Pennsylvania loves its trees. It means Penn’s Woods literally, and PA is very respectful of the natural spaces, although they are becoming less and less.
We went to lunch at the oldest restaurant in Philadelphia, The City Tavern, run by world-famous, Chef Staib. The restaurant was restored to 90 percent of original authenticity after it burned down in 1834. It was also called the Merchants’ Coffee House at that time, and was the political, social, and business center of the new United States. When it burned down, the merchants decided to build the Merchant’s Exchange across the street. It was later restored and rebuilt, which shows how important history is in this city.
We dined in the same room that George Washington had his inaugural dinner. This restaurant was a favorite of many of the Founding Fathers. Jefferson, Adams, Franklin, and Paul Revere all ate here.
This is the room where Washington dined, and so did we. In 1789, George Washington celebrated here with 250 Philadelphia bluebloods prior to his inaugural in New York City in this restaurant. My cousin purchased a book written on this restaurant and it included the recipes of Chef Staib. The food is all fresh grown and mostly authentic to the time period.
Another place we stopped was at the Curtis Publishing Company to see the Favrile glass mosaic by Tiffany Studios.

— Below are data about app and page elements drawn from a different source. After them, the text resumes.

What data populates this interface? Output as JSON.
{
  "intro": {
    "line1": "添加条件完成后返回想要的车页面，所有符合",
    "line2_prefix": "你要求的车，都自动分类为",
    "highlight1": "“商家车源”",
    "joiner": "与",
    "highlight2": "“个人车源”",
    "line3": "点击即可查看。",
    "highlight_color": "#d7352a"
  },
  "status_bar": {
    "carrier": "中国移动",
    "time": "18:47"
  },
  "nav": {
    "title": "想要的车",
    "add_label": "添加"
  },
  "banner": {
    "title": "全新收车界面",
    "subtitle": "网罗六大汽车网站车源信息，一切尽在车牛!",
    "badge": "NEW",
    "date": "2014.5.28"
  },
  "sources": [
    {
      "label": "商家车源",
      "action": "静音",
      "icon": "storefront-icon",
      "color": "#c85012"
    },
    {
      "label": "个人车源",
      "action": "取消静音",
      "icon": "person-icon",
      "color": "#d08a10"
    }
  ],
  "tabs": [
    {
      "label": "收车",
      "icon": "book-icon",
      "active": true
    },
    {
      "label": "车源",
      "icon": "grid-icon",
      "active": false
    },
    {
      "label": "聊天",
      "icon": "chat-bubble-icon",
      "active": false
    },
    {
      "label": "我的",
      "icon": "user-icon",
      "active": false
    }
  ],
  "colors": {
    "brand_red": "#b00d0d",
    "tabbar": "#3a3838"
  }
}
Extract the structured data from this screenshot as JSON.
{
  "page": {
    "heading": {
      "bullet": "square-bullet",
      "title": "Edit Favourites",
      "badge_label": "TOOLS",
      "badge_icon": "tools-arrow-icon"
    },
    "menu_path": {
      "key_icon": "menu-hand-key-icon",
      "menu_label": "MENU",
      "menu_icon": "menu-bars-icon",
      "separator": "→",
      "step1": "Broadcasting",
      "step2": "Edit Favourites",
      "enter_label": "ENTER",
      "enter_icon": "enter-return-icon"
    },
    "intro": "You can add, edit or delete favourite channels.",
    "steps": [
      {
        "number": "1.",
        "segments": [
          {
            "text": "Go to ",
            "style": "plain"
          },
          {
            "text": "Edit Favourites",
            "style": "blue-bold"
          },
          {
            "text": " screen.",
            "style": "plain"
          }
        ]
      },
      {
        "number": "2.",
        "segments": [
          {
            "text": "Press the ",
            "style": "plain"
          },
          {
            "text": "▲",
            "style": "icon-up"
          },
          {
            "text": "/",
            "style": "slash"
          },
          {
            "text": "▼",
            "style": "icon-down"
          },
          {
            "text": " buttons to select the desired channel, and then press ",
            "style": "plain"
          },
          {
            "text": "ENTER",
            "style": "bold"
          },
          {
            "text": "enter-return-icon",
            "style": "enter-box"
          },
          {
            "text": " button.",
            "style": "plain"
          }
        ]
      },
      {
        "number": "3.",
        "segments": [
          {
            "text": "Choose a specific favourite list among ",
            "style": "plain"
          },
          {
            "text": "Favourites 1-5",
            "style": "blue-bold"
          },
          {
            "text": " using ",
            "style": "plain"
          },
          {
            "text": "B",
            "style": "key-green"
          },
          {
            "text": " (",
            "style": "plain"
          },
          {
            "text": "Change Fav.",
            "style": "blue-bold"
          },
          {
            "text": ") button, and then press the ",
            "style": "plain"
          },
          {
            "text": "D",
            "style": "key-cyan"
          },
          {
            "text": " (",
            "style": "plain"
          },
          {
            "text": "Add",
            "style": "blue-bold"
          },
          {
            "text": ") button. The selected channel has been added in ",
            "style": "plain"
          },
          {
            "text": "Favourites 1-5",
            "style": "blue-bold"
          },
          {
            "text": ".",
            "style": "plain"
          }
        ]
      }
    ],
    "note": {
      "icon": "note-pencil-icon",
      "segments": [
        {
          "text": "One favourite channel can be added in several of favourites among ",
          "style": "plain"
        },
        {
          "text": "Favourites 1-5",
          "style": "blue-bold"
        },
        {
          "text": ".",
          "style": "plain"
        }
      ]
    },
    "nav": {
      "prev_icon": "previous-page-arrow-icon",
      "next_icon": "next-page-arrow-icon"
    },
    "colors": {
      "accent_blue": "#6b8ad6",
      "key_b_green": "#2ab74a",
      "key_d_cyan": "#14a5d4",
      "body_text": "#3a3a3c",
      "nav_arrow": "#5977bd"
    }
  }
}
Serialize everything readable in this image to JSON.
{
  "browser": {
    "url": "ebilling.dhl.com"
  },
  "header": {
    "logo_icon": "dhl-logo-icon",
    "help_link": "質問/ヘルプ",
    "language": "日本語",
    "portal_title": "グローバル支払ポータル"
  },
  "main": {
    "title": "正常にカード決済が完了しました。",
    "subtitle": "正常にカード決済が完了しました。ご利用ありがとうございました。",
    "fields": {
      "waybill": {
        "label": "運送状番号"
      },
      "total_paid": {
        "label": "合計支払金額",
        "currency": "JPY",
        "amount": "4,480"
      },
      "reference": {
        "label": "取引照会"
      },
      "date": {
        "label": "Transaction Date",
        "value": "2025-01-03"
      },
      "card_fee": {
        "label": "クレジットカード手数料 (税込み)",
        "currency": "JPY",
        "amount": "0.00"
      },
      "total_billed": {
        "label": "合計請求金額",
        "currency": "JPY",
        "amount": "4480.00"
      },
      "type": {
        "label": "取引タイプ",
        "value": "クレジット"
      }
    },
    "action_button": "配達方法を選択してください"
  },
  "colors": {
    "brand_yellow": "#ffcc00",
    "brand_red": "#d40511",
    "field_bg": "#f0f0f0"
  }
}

Entitled, The Dream Garden, it is based on a Maxfield Parrish painting, and the artist’s own gardens. It is very large at 15 feet by 49 feet.
Dream Garden Mural
Detail of the mural of over 100,000 glass pieces.
Ruben and his ride after he dropped us off at my cousin’s city home. I will show you the house my grandfather grew up in, owned by the Historical Society. The mansion was bequeathed to them by my cousin’s mother. Currently, it is used for private parties and tours. Shortly, I will show the place I spent my teenage years, then the home I had before moving to New York.
We will get to the large public gardens in PA next, starting with the Morris Arboretum, followed later, by some Fling images. Lots to post and more to come on where I grew up.